■ Dataset ■
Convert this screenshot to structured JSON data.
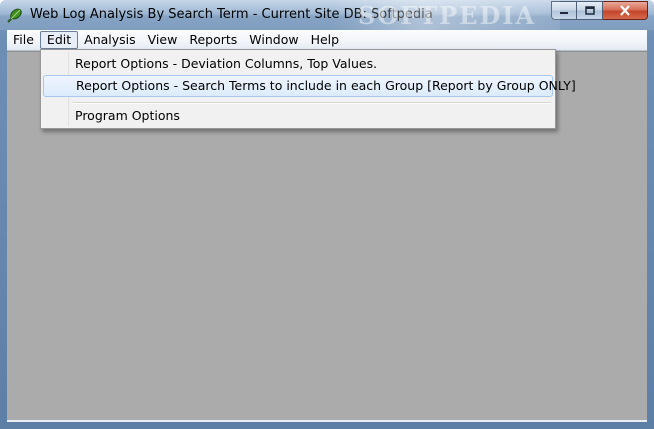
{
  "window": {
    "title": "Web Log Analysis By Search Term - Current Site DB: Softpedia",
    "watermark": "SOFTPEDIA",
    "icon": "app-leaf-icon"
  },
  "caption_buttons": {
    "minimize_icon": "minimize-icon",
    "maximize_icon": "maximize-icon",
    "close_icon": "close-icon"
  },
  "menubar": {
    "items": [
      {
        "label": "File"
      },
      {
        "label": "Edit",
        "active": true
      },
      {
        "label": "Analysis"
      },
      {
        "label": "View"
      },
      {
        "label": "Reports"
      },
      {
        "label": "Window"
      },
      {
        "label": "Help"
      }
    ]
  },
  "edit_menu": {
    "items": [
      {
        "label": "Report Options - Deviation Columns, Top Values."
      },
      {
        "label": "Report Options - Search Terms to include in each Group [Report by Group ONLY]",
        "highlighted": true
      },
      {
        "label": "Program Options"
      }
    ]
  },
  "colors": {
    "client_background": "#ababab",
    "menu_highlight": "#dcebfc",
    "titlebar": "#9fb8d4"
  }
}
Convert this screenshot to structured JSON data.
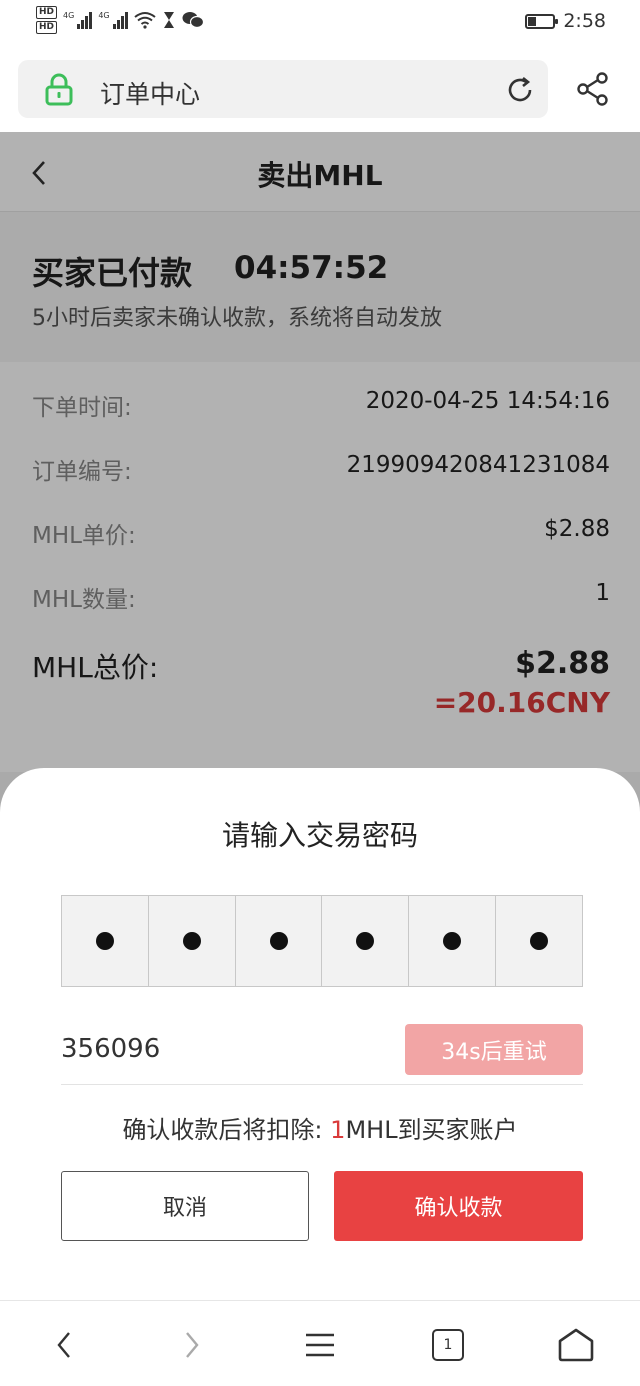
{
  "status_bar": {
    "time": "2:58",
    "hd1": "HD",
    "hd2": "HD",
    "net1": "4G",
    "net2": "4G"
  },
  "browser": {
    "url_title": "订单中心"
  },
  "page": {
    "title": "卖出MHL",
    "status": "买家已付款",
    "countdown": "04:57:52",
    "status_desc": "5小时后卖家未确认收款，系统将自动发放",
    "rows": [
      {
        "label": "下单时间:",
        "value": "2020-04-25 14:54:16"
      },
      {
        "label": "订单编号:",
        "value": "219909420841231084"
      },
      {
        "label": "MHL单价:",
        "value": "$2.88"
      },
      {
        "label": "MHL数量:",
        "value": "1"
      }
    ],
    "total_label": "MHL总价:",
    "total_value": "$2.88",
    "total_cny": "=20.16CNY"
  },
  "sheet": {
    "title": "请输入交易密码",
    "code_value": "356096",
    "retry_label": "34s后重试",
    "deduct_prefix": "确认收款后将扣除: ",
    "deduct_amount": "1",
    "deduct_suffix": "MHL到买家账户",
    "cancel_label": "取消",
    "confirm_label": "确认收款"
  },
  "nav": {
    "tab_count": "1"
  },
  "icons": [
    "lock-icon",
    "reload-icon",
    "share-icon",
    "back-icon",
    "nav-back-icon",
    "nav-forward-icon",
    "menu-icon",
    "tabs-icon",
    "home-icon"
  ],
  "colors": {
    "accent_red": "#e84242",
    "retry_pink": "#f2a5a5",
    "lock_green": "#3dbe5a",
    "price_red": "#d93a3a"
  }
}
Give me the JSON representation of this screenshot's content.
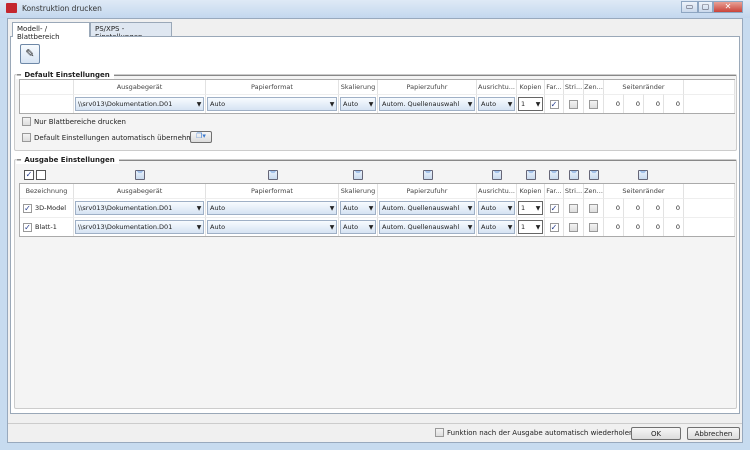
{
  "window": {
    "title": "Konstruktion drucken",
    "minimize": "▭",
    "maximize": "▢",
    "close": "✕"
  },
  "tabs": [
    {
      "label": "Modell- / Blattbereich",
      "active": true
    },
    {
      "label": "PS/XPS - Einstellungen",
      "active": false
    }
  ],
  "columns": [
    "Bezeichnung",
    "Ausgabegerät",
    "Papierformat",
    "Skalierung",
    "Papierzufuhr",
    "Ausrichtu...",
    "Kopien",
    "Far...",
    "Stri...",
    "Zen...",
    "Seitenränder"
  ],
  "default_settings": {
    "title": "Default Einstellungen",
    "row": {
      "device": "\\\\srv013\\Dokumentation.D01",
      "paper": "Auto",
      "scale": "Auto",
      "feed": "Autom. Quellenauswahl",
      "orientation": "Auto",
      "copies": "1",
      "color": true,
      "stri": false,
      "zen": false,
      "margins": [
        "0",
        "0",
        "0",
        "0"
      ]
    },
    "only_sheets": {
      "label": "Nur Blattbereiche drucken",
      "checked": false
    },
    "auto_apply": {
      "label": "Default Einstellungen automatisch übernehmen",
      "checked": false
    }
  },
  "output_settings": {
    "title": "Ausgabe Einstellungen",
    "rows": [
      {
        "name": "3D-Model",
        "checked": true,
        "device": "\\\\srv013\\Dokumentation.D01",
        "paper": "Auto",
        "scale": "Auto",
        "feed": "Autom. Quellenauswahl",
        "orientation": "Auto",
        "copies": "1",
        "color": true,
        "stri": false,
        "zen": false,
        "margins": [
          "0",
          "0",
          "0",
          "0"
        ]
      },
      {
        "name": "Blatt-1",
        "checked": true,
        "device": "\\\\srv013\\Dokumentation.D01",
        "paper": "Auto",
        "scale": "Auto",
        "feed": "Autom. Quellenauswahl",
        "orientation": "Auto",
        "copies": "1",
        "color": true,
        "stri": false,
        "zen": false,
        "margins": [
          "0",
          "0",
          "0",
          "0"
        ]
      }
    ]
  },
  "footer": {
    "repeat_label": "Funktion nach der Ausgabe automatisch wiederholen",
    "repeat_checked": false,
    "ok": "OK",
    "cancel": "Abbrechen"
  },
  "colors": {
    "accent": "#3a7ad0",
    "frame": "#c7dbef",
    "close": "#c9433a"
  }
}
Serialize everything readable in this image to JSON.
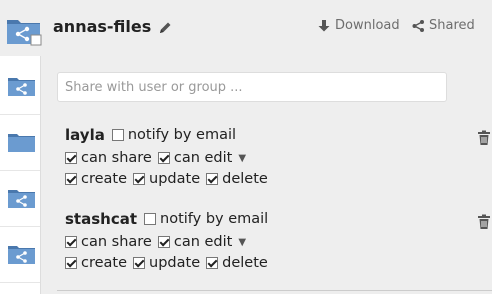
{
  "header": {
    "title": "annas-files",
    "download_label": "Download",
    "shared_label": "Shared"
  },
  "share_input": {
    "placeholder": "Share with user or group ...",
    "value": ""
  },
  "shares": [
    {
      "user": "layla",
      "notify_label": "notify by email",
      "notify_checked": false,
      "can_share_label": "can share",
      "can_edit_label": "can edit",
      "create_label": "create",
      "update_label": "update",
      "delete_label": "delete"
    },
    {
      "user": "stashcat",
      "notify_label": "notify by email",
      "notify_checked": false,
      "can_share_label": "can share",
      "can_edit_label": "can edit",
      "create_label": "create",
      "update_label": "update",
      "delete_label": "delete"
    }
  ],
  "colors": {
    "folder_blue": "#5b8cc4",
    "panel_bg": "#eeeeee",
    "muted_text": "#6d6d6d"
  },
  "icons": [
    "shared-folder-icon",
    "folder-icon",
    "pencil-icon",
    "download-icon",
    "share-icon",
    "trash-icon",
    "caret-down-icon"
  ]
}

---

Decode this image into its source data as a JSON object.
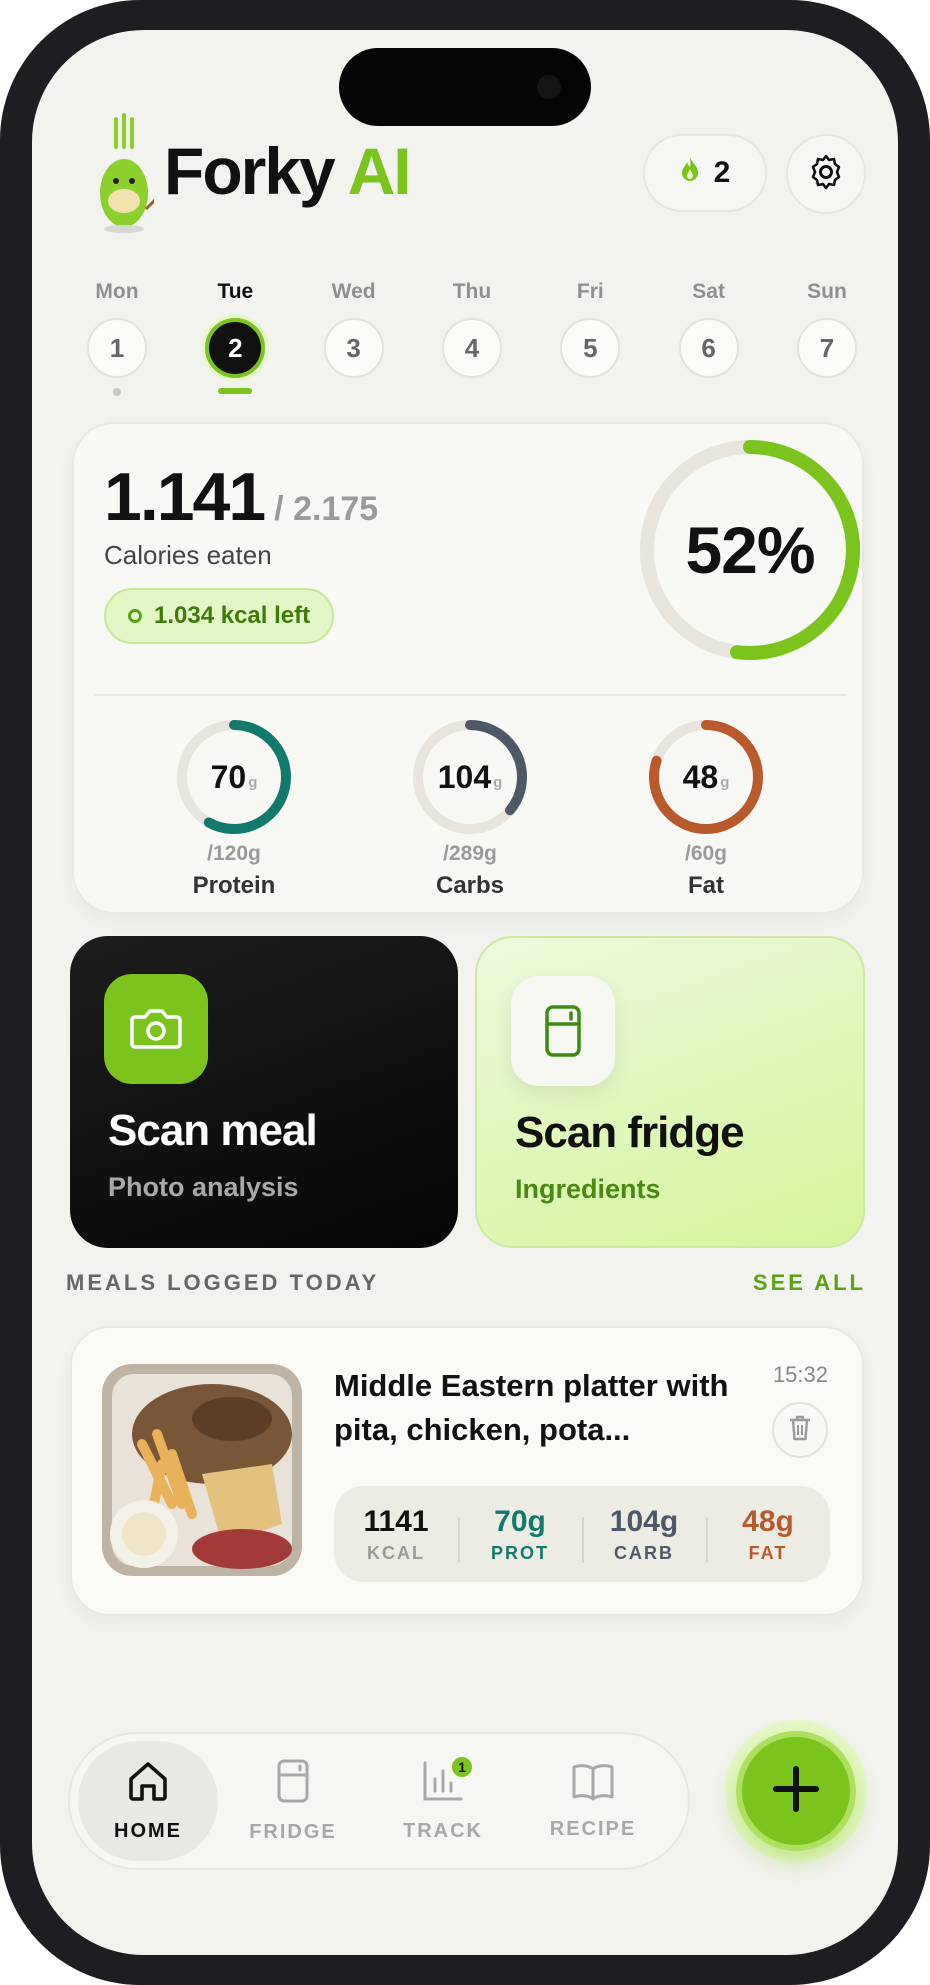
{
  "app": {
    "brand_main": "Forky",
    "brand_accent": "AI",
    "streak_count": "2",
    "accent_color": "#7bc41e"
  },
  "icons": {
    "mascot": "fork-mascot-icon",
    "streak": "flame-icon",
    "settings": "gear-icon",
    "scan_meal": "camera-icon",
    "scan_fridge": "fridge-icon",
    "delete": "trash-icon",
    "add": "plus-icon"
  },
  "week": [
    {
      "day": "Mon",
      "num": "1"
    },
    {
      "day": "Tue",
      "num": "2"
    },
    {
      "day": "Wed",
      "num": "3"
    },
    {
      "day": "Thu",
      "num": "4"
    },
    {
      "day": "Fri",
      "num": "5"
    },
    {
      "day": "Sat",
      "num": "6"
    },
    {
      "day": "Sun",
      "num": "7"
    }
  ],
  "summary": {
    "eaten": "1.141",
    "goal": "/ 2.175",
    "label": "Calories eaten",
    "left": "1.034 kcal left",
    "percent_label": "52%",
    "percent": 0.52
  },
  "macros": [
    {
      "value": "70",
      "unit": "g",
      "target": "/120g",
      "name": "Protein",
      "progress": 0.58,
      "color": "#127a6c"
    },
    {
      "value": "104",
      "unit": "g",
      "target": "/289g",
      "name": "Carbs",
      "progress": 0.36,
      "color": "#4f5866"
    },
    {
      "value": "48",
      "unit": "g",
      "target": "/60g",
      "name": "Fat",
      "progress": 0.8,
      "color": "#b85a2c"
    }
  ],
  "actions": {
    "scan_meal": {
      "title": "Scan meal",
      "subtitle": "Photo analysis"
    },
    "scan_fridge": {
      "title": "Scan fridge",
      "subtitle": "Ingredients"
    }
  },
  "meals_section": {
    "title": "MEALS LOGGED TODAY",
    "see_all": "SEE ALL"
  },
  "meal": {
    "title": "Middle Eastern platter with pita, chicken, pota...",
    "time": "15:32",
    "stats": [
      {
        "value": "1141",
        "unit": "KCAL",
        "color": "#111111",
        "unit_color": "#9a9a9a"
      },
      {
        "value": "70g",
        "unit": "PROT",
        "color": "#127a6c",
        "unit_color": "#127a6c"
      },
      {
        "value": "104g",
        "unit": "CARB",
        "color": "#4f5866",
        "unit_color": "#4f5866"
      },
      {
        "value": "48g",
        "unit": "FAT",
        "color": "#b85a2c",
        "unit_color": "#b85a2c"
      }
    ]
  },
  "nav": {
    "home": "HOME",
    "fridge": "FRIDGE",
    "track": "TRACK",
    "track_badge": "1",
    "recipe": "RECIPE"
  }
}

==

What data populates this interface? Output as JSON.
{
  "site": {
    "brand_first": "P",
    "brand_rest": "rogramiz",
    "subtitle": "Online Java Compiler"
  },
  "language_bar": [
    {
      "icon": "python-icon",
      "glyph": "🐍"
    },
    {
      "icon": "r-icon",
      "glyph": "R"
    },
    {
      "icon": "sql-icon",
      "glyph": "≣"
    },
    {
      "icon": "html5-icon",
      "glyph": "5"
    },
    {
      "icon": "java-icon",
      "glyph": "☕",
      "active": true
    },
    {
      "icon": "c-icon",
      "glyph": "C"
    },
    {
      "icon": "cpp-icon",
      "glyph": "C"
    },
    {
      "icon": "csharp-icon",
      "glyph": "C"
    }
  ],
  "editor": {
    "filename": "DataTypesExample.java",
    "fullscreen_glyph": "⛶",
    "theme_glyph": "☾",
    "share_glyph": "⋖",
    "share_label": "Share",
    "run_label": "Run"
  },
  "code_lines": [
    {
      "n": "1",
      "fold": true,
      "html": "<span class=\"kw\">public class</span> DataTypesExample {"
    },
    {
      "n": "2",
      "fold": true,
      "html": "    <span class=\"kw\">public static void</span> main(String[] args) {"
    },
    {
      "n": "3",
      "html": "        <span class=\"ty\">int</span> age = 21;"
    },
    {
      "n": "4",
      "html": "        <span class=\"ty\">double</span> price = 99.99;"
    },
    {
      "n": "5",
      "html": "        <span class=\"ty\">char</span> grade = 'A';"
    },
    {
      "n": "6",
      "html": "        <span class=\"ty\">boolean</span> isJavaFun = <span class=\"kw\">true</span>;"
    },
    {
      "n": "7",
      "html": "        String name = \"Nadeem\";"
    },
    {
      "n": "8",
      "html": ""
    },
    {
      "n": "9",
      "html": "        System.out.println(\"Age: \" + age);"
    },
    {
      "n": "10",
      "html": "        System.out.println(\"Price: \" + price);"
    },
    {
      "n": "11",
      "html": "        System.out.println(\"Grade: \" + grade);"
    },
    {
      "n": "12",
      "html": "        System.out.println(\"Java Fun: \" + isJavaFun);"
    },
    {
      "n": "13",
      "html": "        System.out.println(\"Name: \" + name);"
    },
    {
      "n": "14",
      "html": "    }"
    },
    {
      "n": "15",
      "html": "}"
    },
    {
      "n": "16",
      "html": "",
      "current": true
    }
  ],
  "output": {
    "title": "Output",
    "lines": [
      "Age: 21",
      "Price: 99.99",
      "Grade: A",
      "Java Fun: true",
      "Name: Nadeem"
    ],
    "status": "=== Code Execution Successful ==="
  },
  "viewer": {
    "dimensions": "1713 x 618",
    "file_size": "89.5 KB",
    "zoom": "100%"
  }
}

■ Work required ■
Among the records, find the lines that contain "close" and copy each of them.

■ Task output ■
    "close_icon": "close-icon"
    "close": "✕"
    "close": "#c9433a"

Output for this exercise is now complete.